→ TASK STATEMENT
Line by line, reproduce the records exactly.

→ Records from a dataset
--
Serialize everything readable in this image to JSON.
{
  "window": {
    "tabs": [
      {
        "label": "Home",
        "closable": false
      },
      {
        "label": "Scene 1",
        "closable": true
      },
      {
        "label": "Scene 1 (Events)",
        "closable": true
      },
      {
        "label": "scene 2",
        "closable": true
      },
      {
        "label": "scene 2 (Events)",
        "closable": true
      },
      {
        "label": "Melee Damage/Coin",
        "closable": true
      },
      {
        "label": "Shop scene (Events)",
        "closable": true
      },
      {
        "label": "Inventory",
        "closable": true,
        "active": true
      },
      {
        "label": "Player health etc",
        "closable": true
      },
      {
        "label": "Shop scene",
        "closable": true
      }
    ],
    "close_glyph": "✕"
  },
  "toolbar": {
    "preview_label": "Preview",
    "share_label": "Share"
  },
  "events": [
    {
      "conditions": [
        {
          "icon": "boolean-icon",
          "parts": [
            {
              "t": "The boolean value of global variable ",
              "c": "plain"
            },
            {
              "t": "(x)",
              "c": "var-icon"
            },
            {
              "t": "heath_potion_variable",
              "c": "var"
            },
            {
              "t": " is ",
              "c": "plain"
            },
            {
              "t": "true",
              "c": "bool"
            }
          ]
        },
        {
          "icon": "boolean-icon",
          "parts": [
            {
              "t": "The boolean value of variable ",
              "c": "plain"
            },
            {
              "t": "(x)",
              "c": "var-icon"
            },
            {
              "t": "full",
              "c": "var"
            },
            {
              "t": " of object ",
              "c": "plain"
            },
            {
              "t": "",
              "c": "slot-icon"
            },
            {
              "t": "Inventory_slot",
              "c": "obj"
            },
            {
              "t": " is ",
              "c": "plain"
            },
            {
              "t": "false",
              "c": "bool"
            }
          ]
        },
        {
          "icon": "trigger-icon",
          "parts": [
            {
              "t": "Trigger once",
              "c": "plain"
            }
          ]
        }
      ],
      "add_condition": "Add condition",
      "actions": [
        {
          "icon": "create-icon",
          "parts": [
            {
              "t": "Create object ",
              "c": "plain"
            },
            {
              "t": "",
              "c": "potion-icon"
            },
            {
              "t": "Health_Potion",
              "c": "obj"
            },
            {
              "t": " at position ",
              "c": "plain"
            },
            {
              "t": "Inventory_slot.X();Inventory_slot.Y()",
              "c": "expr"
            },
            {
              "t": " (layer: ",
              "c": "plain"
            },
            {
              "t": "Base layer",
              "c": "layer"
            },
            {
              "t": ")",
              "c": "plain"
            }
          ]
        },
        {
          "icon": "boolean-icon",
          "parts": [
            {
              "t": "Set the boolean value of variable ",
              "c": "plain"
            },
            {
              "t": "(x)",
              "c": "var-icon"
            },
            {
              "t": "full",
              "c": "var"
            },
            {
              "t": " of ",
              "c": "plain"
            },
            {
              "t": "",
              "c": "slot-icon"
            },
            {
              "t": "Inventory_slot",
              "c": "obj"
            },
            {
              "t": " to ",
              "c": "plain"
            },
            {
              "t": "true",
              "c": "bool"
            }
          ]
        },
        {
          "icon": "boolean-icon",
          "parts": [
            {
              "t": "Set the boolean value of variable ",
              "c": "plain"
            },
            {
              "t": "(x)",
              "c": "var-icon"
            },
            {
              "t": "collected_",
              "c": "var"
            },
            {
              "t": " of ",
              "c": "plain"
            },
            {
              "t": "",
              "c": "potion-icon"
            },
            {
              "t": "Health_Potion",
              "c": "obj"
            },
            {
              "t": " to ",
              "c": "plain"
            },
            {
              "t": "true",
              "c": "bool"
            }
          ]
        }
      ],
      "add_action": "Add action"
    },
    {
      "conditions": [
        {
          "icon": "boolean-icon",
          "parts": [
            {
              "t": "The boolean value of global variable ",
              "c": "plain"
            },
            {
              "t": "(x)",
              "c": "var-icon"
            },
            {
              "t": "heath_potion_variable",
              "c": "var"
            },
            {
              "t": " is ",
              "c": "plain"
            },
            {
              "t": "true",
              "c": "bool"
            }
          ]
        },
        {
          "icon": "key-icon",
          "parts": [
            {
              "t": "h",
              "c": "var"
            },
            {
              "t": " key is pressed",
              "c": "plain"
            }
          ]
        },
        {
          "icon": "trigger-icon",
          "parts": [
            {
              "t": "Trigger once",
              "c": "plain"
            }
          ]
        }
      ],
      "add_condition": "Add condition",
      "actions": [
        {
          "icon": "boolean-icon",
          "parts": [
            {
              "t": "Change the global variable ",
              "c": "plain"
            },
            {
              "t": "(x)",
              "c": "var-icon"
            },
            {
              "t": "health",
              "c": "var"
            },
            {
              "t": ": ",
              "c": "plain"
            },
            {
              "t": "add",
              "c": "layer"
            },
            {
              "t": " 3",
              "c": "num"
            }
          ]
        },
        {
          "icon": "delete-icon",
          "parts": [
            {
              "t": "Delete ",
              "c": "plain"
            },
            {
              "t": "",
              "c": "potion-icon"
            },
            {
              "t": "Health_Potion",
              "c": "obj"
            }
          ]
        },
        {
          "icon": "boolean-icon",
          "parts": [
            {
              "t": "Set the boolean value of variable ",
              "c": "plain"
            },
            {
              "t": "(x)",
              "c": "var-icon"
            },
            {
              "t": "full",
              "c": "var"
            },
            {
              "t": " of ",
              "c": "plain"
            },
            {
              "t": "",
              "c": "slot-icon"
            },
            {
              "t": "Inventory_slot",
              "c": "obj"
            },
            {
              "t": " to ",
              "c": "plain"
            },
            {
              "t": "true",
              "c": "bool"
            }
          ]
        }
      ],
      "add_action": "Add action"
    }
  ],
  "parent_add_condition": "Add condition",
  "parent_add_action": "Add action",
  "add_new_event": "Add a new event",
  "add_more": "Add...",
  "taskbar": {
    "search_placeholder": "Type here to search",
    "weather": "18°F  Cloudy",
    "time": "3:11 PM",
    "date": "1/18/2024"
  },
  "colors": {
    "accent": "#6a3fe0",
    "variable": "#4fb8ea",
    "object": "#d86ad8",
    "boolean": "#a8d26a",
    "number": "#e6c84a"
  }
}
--
→ COMPLETED TASK
Serialize everything readable in this image to JSON.
{
  "window": {
    "tabs": [
      {
        "label": "Home",
        "closable": false
      },
      {
        "label": "Scene 1",
        "closable": true
      },
      {
        "label": "Scene 1 (Events)",
        "closable": true
      },
      {
        "label": "scene 2",
        "closable": true
      },
      {
        "label": "scene 2 (Events)",
        "closable": true
      },
      {
        "label": "Melee Damage/Coin",
        "closable": true
      },
      {
        "label": "Shop scene (Events)",
        "closable": true
      },
      {
        "label": "Inventory",
        "closable": true,
        "active": true
      },
      {
        "label": "Player health etc",
        "closable": true
      },
      {
        "label": "Shop scene",
        "closable": true
      }
    ],
    "close_glyph": "✕"
  },
  "toolbar": {
    "preview_label": "Preview",
    "share_label": "Share"
  },
  "events": [
    {
      "conditions": [
        {
          "icon": "boolean-icon",
          "parts": [
            {
              "t": "The boolean value of global variable ",
              "c": "plain"
            },
            {
              "t": "(x)",
              "c": "var-icon"
            },
            {
              "t": "heath_potion_variable",
              "c": "var"
            },
            {
              "t": " is ",
              "c": "plain"
            },
            {
              "t": "true",
              "c": "bool"
            }
          ]
        },
        {
          "icon": "boolean-icon",
          "parts": [
            {
              "t": "The boolean value of variable ",
              "c": "plain"
            },
            {
              "t": "(x)",
              "c": "var-icon"
            },
            {
              "t": "full",
              "c": "var"
            },
            {
              "t": " of object ",
              "c": "plain"
            },
            {
              "t": "",
              "c": "slot-icon"
            },
            {
              "t": "Inventory_slot",
              "c": "obj"
            },
            {
              "t": " is ",
              "c": "plain"
            },
            {
              "t": "false",
              "c": "bool"
            }
          ]
        },
        {
          "icon": "trigger-icon",
          "parts": [
            {
              "t": "Trigger once",
              "c": "plain"
            }
          ]
        }
      ],
      "add_condition": "Add condition",
      "actions": [
        {
          "icon": "create-icon",
          "parts": [
            {
              "t": "Create object ",
              "c": "plain"
            },
            {
              "t": "",
              "c": "potion-icon"
            },
            {
              "t": "Health_Potion",
              "c": "obj"
            },
            {
              "t": " at position ",
              "c": "plain"
            },
            {
              "t": "Inventory_slot.X();Inventory_slot.Y()",
              "c": "expr"
            },
            {
              "t": " (layer: ",
              "c": "plain"
            },
            {
              "t": "Base layer",
              "c": "layer"
            },
            {
              "t": ")",
              "c": "plain"
            }
          ]
        },
        {
          "icon": "boolean-icon",
          "parts": [
            {
              "t": "Set the boolean value of variable ",
              "c": "plain"
            },
            {
              "t": "(x)",
              "c": "var-icon"
            },
            {
              "t": "full",
              "c": "var"
            },
            {
              "t": " of ",
              "c": "plain"
            },
            {
              "t": "",
              "c": "slot-icon"
            },
            {
              "t": "Inventory_slot",
              "c": "obj"
            },
            {
              "t": " to ",
              "c": "plain"
            },
            {
              "t": "true",
              "c": "bool"
            }
          ]
        },
        {
          "icon": "boolean-icon",
          "parts": [
            {
              "t": "Set the boolean value of variable ",
              "c": "plain"
            },
            {
              "t": "(x)",
              "c": "var-icon"
            },
            {
              "t": "collected_",
              "c": "var"
            },
            {
              "t": " of ",
              "c": "plain"
            },
            {
              "t": "",
              "c": "potion-icon"
            },
            {
              "t": "Health_Potion",
              "c": "obj"
            },
            {
              "t": " to ",
              "c": "plain"
            },
            {
              "t": "true",
              "c": "bool"
            }
          ]
        }
      ],
      "add_action": "Add action"
    },
    {
      "conditions": [
        {
          "icon": "boolean-icon",
          "parts": [
            {
              "t": "The boolean value of global variable ",
              "c": "plain"
            },
            {
              "t": "(x)",
              "c": "var-icon"
            },
            {
              "t": "heath_potion_variable",
              "c": "var"
            },
            {
              "t": " is ",
              "c": "plain"
            },
            {
              "t": "true",
              "c": "bool"
            }
          ]
        },
        {
          "icon": "key-icon",
          "parts": [
            {
              "t": "h",
              "c": "var"
            },
            {
              "t": " key is pressed",
              "c": "plain"
            }
          ]
        },
        {
          "icon": "trigger-icon",
          "parts": [
            {
              "t": "Trigger once",
              "c": "plain"
            }
          ]
        }
      ],
      "add_condition": "Add condition",
      "actions": [
        {
          "icon": "boolean-icon",
          "parts": [
            {
              "t": "Change the global variable ",
              "c": "plain"
            },
            {
              "t": "(x)",
              "c": "var-icon"
            },
            {
              "t": "health",
              "c": "var"
            },
            {
              "t": ": ",
              "c": "plain"
            },
            {
              "t": "add",
              "c": "layer"
            },
            {
              "t": " 3",
              "c": "num"
            }
          ]
        },
        {
          "icon": "delete-icon",
          "parts": [
            {
              "t": "Delete ",
              "c": "plain"
            },
            {
              "t": "",
              "c": "potion-icon"
            },
            {
              "t": "Health_Potion",
              "c": "obj"
            }
          ]
        },
        {
          "icon": "boolean-icon",
          "parts": [
            {
              "t": "Set the boolean value of variable ",
              "c": "plain"
            },
            {
              "t": "(x)",
              "c": "var-icon"
            },
            {
              "t": "full",
              "c": "var"
            },
            {
              "t": " of ",
              "c": "plain"
            },
            {
              "t": "",
              "c": "slot-icon"
            },
            {
              "t": "Inventory_slot",
              "c": "obj"
            },
            {
              "t": " to ",
              "c": "plain"
            },
            {
              "t": "true",
              "c": "bool"
            }
          ]
        }
      ],
      "add_action": "Add action"
    }
  ],
  "parent_add_condition": "Add condition",
  "parent_add_action": "Add action",
  "add_new_event": "Add a new event",
  "add_more": "Add...",
  "taskbar": {
    "search_placeholder": "Type here to search",
    "weather": "18°F  Cloudy",
    "time": "3:11 PM",
    "date": "1/18/2024"
  },
  "colors": {
    "accent": "#6a3fe0",
    "variable": "#4fb8ea",
    "object": "#d86ad8",
    "boolean": "#a8d26a",
    "number": "#e6c84a"
  }
}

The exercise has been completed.